If you're thinking about starting book clubs or you're lookin 4/5(). Literature Circles Adapted for Primary Grades: Literature Circles are an effective and engaging way to get students invested in reading and they align perfectly with the Common Core State Standards for Speaking and Listening.
I like to think of Literature Circles as. Literature circles and student-led book clubs are both instructional strategies that allow students choice, voice and motivation in reading.
In each strategy, students select books they wish to read with a group of their peers. They prepare for a group meeting by reading agreed-upon pages, with the follow-up discussion led members of the group.
Literature Circles © Planner A literature circle is a group of students that are reading the same book. When they meet, they discuss the parts of the book they have read and plan for the next session.
Often, Literature Circles are enhanced with extra “assignments” – making time lines to help understand the book better, orFile Size: KB.
Literature Circles are an ideal practice that I love to implement in my classroom to enhance students love of reading. If you are looking for a practical way to connect students to books that they can’t wait to read and don’t want to put down, here.
Literature Circles. What IS a lit. circle. According to Harvey Daniels' definition: "Literature circles are small, temporary discussion groups who have chosen to read the same story, poem, article, or book [E]ach member prepares to take specific responsibilities in the upcoming discussion, and everyone comes to the group with the notes needed to help perform that job" (13).
Literature circles are exciting and incorporate cooperative learning and independent reading in your classroom. Based on adult book clubs, they spark. Literature circles are one of the best ways to engage readers and activate critical thinking.
In literature circles (sometimes referred to as “book clubs”), small groups of students meet to discuss a piece of literature circle in depth. These meetings are student-led; the teacher is simply a facilitator, establishing roles, behavioral expectations, and schedules. We’re currently experimenting with online literature circles at our school.
Certainly literature circles, book clubs, and discussion groups aren’t new tools for many teachers. For example, the Saskatoon Public School Board has some great resources on their website about different ways to run literature circles, as well as assessment and evaluation considerations.
Literature circles differ from other small group instructional approaches like guided reading in several ways: usually homogenous groups formed around students’ strengths and needs. focus on reading strategies (for decoding and comprehension) teacher plays central, guiding role in the lesson.
can be heterogeneous groups formed around students. This lesson provides a basic introduction to literature circles, a collaborative and student-centered reading strategy.
Students begin by selecting a book together then are introduced to the four jobs in the Literature Circles: Discussion Director, Literary Luminary, Vocabulary Enricher, and Checker.
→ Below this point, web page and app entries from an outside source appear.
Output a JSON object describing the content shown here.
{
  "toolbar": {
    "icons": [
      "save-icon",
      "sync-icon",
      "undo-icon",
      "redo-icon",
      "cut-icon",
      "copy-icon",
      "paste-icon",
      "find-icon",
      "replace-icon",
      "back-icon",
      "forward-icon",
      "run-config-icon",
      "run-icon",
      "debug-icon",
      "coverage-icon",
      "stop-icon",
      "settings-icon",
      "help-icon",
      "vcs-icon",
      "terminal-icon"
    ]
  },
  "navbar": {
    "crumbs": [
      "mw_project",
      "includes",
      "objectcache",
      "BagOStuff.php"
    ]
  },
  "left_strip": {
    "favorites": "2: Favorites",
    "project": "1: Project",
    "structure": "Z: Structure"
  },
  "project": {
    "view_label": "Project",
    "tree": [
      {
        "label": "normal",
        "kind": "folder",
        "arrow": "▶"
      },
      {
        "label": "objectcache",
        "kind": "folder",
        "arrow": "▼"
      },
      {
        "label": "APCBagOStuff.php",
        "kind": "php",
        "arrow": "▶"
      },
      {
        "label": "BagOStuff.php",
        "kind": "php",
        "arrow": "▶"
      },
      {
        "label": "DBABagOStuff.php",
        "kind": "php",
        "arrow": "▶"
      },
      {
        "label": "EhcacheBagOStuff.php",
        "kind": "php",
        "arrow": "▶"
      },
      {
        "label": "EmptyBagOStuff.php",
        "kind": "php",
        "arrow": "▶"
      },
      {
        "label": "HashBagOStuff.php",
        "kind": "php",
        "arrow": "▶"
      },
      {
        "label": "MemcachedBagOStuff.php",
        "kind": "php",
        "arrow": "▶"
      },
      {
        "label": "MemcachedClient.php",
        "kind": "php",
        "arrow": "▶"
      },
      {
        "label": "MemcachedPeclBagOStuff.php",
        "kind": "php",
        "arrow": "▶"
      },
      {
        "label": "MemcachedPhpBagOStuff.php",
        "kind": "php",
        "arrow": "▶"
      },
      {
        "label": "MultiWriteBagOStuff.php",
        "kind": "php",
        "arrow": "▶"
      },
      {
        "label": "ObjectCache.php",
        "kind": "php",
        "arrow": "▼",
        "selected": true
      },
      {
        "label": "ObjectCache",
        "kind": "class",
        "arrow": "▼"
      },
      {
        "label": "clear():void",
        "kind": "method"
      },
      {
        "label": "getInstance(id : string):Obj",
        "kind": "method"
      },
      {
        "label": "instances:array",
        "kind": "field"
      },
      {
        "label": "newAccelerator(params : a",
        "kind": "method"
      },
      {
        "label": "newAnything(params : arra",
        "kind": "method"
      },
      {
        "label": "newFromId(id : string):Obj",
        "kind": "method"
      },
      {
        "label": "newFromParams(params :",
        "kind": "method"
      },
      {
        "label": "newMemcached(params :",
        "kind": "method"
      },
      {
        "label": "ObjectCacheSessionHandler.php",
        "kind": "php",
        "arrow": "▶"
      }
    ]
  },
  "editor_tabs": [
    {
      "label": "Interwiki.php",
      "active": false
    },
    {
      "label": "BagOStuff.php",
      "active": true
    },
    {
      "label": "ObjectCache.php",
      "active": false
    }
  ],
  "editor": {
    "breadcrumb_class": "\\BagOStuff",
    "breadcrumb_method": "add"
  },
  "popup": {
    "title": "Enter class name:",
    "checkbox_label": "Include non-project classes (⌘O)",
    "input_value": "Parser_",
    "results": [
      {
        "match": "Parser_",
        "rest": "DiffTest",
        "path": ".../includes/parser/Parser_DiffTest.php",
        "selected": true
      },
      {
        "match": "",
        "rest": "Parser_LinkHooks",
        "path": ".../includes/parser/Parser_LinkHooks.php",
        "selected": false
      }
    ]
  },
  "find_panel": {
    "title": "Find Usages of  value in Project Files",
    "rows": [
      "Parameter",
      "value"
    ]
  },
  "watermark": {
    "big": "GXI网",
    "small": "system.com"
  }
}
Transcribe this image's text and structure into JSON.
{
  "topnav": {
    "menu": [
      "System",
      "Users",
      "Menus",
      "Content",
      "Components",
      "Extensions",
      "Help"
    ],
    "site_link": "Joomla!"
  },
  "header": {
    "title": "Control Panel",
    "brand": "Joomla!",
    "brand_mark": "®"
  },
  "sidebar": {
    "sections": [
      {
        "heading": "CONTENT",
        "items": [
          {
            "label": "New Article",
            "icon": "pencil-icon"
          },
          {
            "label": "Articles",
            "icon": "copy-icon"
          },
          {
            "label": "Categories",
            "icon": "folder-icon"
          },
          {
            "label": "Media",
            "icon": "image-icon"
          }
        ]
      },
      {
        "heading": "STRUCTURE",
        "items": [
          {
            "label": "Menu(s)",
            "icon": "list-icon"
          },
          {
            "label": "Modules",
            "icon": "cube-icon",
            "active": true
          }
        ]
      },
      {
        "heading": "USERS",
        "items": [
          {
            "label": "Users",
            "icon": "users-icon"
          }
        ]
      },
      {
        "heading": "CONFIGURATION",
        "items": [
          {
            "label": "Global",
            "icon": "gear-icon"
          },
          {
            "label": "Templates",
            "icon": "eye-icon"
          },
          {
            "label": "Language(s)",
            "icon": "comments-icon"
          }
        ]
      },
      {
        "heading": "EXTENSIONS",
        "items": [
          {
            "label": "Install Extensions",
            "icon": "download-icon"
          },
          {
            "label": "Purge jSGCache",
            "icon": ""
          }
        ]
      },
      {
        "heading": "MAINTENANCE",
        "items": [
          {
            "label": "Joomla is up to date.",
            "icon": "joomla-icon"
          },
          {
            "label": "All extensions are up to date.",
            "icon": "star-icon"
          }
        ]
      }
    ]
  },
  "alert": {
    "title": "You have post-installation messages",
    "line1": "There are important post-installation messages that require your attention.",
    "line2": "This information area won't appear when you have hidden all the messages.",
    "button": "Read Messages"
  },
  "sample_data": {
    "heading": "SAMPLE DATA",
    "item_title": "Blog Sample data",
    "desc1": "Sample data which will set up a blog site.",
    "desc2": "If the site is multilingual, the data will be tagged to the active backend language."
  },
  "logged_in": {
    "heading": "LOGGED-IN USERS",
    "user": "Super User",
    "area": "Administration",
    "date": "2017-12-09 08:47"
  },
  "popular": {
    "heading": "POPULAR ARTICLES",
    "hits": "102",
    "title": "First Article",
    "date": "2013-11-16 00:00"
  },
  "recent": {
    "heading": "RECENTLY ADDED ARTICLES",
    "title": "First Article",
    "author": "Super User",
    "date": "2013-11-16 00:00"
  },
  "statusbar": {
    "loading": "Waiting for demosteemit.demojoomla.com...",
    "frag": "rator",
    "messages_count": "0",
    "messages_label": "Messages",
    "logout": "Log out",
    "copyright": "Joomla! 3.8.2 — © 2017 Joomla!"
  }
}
The teacher and student volunteers model the.In literature circles, students come together to discuss and respond to a book that they are reading at the same time.
Students use their experiences to create meaning, make connections, and have lively discussions about the book.Literature Circle Journals save teachers time by pulling together predetermined roles appropriate for a leveled book. Raz-Plus also provides all the resources you need for literature circles with ANY book.
Read the Literature Circles Overview to learn specific protocols with a track-record of success. More About Literature Circles.